BY JOHN E. HOOVER World Sports Writer
Sunday, April 15, 2012
4/15/12 at 4:48 AM
What we earn: Community leaders
What we earn: Business professionals
What we earn: Other Oklahomans
What we earn: Public officials
What we earn: Sports figures
What we earn: CEOs
What we earn: Income growth stagnates in vice grip of recession
Head football coach, University of Oklahoma
Annual compensation: $4,925,000
Coming from the steel-tough south side of Youngstown, Ohio, the son of a high school football coach, Bob Stoops is humbled by his salary.
Even today, after 13 years at OU, Stoops feels "incredibly fortunate" about his latest deal: eight years, $39.4 million. Athletic director Joe Castiglione said it another way: "Exceptional. Just the perfect guy."
Here's why: When Stoops arrived in December 1998, OU's athletic department generated $26.1 million revenue. In 2010-11, it was $93.7 million, according to OU's annual athletic department report.

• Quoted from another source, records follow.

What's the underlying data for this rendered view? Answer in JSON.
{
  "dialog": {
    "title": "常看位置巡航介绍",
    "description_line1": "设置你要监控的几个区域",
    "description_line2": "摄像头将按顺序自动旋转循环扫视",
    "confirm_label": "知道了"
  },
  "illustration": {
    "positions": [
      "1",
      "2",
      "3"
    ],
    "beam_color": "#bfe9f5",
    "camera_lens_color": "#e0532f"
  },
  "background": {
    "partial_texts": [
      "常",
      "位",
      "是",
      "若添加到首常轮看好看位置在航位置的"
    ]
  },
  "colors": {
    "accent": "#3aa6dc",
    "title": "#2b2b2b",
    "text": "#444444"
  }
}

Stoops' salary is funded by athletic department revenue, and none of his pay comes from taxpayer dollars, according to an OU spokesman. He is the highest-paid state employee ever.

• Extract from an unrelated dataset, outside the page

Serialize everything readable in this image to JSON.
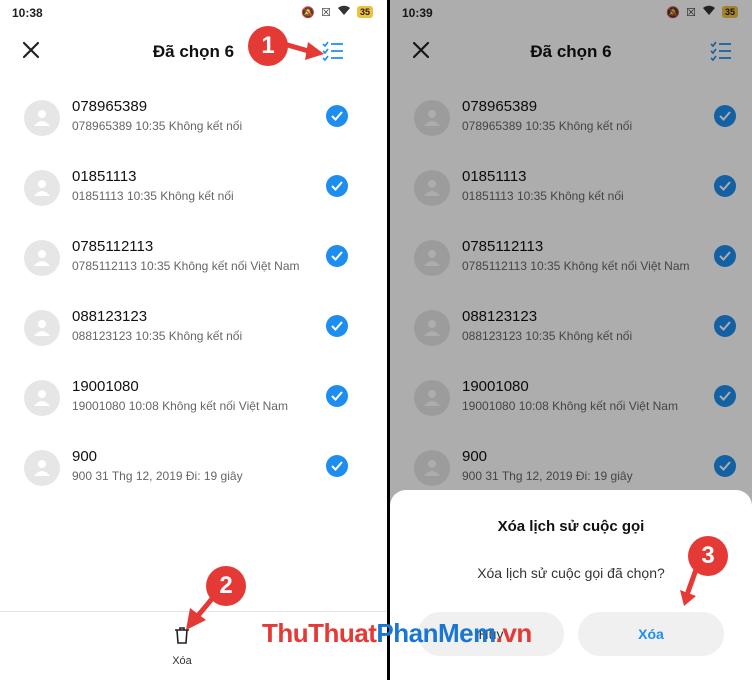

"Worth every penny," Castiglione said.
- JOHN E. HOOVER, World Sports Writer
Third baseman, Tulsa Drillers
Annual salary: $7,500
The Colorado Rockies' top prospect considered playing college baseball - he was recruited by Oklahoma State and others - but chose to go pro when he received a $625,000 signing bonus. That's $10,300 more than what was slotted by the commissioner's office for his draft position, after being a second-round choice out of high school in 2009.
"It has worked out well," Arenado said.
First-year Double-A players, such as Arenado, who have been drafted and come up through a major league organization's farm system, earn $1,500 a month. The Drillers' season is five months long, although it could be extended two weeks for the playoffs. If Arenado reaches the majors this season, as many are projecting he will do, Arenado would earn the minimum salary. The minimum was raised 16 percent this year to $80,000 per month, or $480,000 for the season, plus potential postseason earnings if the Rockies make the playoffs.
- BARRY LEWIS, World Sports Writer
Football video coordinator, Oklahoma State University
Annual salary: $70,077
Except for brief stints at the University of Pittsburgh and with the Dallas Cowboys and a Dallas-area sports software company, the 50-year-old Naple has been the video coordinator for Oklahoma State's football program since 1988.
He first worked with 16mm film before transitioning to videotape. The switch to digital video occurred in 2000. For Cowboy coaches, Naple and his seven-person staff provide edited video - collected from four cameras - of every practice session and every game. During the season, Naple works between 60 and 70 hours per week.
"It's a lot better than when we (processed film)," he says. "I think it was 100 hours a week."
- BILL HAISTEN, World Sports Writer